(DIRECTIONS) Reproduce each line of the listing exactly.

(RECORD SET)
■ ■ ■
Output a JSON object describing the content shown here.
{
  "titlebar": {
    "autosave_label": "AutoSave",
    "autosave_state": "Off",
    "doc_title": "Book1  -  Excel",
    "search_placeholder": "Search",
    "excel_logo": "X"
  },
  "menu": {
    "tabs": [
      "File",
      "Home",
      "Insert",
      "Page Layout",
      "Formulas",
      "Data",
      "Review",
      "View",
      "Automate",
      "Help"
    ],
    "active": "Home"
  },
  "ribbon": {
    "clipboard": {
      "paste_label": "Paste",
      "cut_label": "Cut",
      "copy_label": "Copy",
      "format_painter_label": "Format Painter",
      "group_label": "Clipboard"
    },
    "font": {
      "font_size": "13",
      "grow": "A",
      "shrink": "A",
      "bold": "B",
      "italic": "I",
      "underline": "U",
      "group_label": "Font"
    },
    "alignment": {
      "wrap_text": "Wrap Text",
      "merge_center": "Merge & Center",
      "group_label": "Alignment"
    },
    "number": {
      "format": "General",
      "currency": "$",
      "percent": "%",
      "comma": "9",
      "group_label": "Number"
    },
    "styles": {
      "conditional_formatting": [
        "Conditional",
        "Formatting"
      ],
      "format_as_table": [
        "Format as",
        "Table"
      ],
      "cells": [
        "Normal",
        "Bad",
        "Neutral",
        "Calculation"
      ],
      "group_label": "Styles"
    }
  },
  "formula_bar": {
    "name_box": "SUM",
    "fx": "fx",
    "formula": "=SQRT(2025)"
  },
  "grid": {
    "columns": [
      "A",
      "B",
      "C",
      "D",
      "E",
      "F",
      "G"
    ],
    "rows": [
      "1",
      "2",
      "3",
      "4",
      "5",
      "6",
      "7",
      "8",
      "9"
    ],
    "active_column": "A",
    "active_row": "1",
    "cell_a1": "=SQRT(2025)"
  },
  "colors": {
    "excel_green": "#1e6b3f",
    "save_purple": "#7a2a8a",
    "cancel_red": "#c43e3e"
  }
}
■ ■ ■
(EXERCISE SOLUTION)
Output a JSON object describing the content shown here.
{
  "titlebar": {
    "autosave_label": "AutoSave",
    "autosave_state": "Off",
    "doc_title": "Book1  -  Excel",
    "search_placeholder": "Search",
    "excel_logo": "X"
  },
  "menu": {
    "tabs": [
      "File",
      "Home",
      "Insert",
      "Page Layout",
      "Formulas",
      "Data",
      "Review",
      "View",
      "Automate",
      "Help"
    ],
    "active": "Home"
  },
  "ribbon": {
    "clipboard": {
      "paste_label": "Paste",
      "cut_label": "Cut",
      "copy_label": "Copy",
      "format_painter_label": "Format Painter",
      "group_label": "Clipboard"
    },
    "font": {
      "font_size": "13",
      "grow": "A",
      "shrink": "A",
      "bold": "B",
      "italic": "I",
      "underline": "U",
      "group_label": "Font"
    },
    "alignment": {
      "wrap_text": "Wrap Text",
      "merge_center": "Merge & Center",
      "group_label": "Alignment"
    },
    "number": {
      "format": "General",
      "currency": "$",
      "percent": "%",
      "comma": "9",
      "group_label": "Number"
    },
    "styles": {
      "conditional_formatting": [
        "Conditional",
        "Formatting"
      ],
      "format_as_table": [
        "Format as",
        "Table"
      ],
      "cells": [
        "Normal",
        "Bad",
        "Neutral",
        "Calculation"
      ],
      "group_label": "Styles"
    }
  },
  "formula_bar": {
    "name_box": "SUM",
    "fx": "fx",
    "formula": "=SQRT(2025)"
  },
  "grid": {
    "columns": [
      "A",
      "B",
      "C",
      "D",
      "E",
      "F",
      "G"
    ],
    "rows": [
      "1",
      "2",
      "3",
      "4",
      "5",
      "6",
      "7",
      "8",
      "9"
    ],
    "active_column": "A",
    "active_row": "1",
    "cell_a1": "=SQRT(2025)"
  },
  "colors": {
    "excel_green": "#1e6b3f",
    "save_purple": "#7a2a8a",
    "cancel_red": "#c43e3e"
  }
}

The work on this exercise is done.